What attracts Linda the most to science fiction is its uniqueness, originality, and the fact that she can visit different places through it. She also enjoys the acceptance of different people and cultures in science fiction and how they work together to achieve a common goal: "I’ve never been good at being what society expects of a female. I remember I would cut the heels off my Barbie's shoes because to me that was more comfortable for her. Stuff like that made me feel different from other girls. That’s why I like Star Trek and most science fiction shows, because even though everybody is different, they still get along, accept each other, and work together".
Aside from science fiction, Linda also loves vampire stories. She is absolutely obsessed with "The Black Dagger Brotherhood" book series. She gushed: "I am a huge fan of J.R. Ward. She has created this intricate world with a whole vampire society. I just think it is amazing that it all comes out of her brain. I admire people that can create a world and completely make it their own. It’s like visiting a different place every single time. She also has a way of writing her characters that makes me feel like they are people I might know in real life." In fact, one of her favorite characters of all time is Wrath the Vampire King: "I’ve been reading the books for so long and that is my absolute favorite character. He is so interesting, I want to meet him." She is indeed a fan. In her apartment, she has all the books and even one signed by J.R. Ward.

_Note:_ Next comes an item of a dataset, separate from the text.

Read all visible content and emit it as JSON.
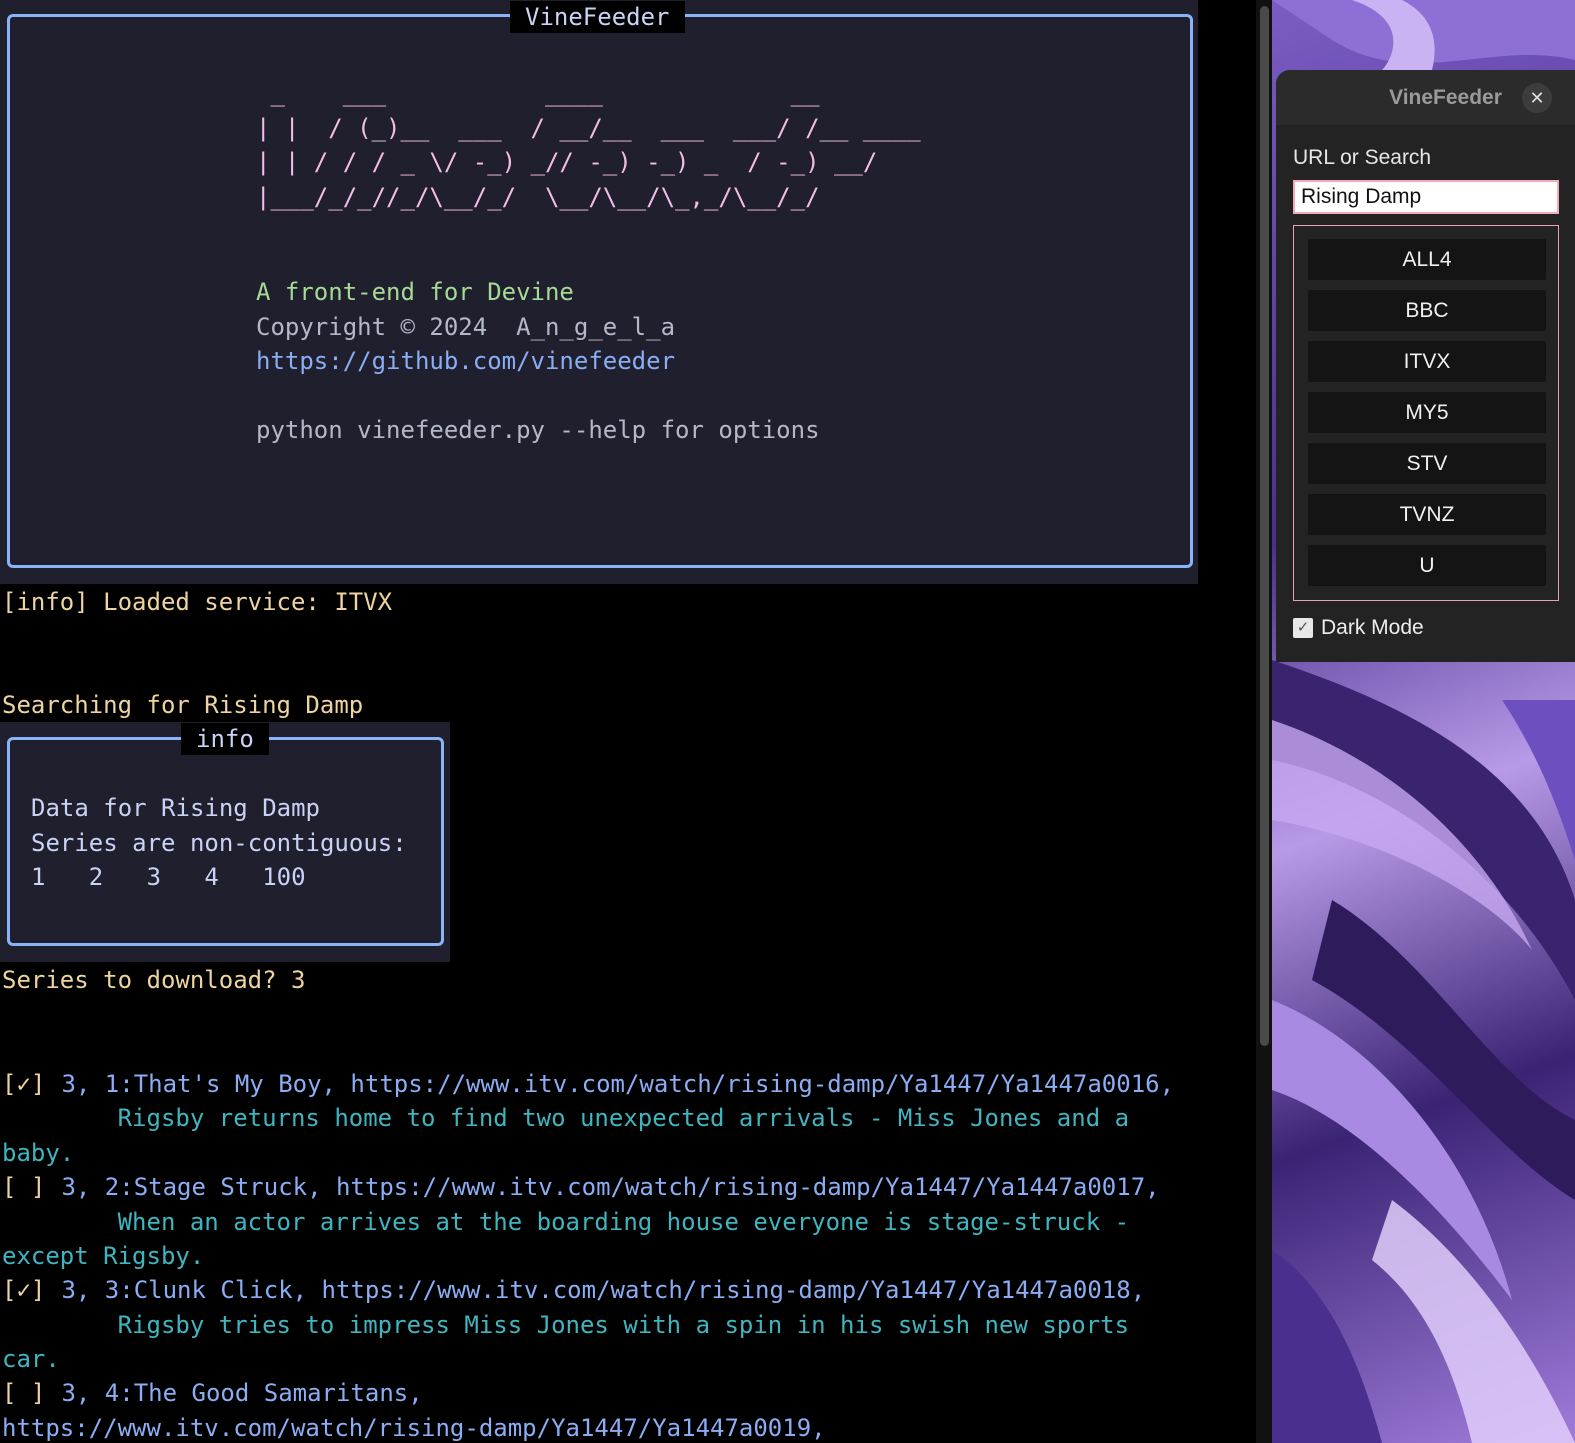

Even though Linda learned from a young age that being different was absolutely fine, her experiences in school presented a challenge. In her own words: "I was bullied when I was younger because I was different. I was really tall, I wasn’t very girly, and I always had my own views and opinions. Which is not necessarily a bad thing." Due to these experiences, Linda felt hesitant to call herself a geek: "I didn’t want to call myself that word because of the negative connotation it carried. When you are in school, you try really hard to fit in, everyone wants to be cool, so calling myself a geek wasn’t a priority to me." She used to associate the word with science and technology only, but today she defines geek as someone that has a passion towards something really cool, anything really. She said: "My definition has definitely changed. After I turned 30, I decided to not care about what people thought." Today, Linda can confidently say she is a proud geek. She feels welcomed in geek culture, at least within her fandoms: "I’ve been lucky enough to not experience any negativity from other geeks regarding the things that I like."
After joining Ladies Geeking Out (LGO), Linda's perspective on geeks and the culture in general has improved even more. She said: "It has been great to find more people like me out there. Before, if someone talked to me about Comic Con I would have a different perspective and think that I wouldn’t have anything in common with them. But now, I know I do." In addition, the friendships that she has cultivated in LGO have allowed her to feel more comfortable with female friends: "I used to be leery of female friendships because I had the impression that girls were catty. This perspective was hugely influenced by how society portrays females and my previous experiences in high school. But the girls that I’ve met through LGO have all been nice, with similar interests to mine, and they have never been mean to me." Interestingly, Linda was one of the first women to join LGO and she has always been a great help to me and to anyone in the group who needs a hand. She is always willing to boost others up and offer her friendship to every single person in the group. She is kind, compassionate, and caring. She is not a unicorn, she exists, she is a geek and she is absolutely amazing.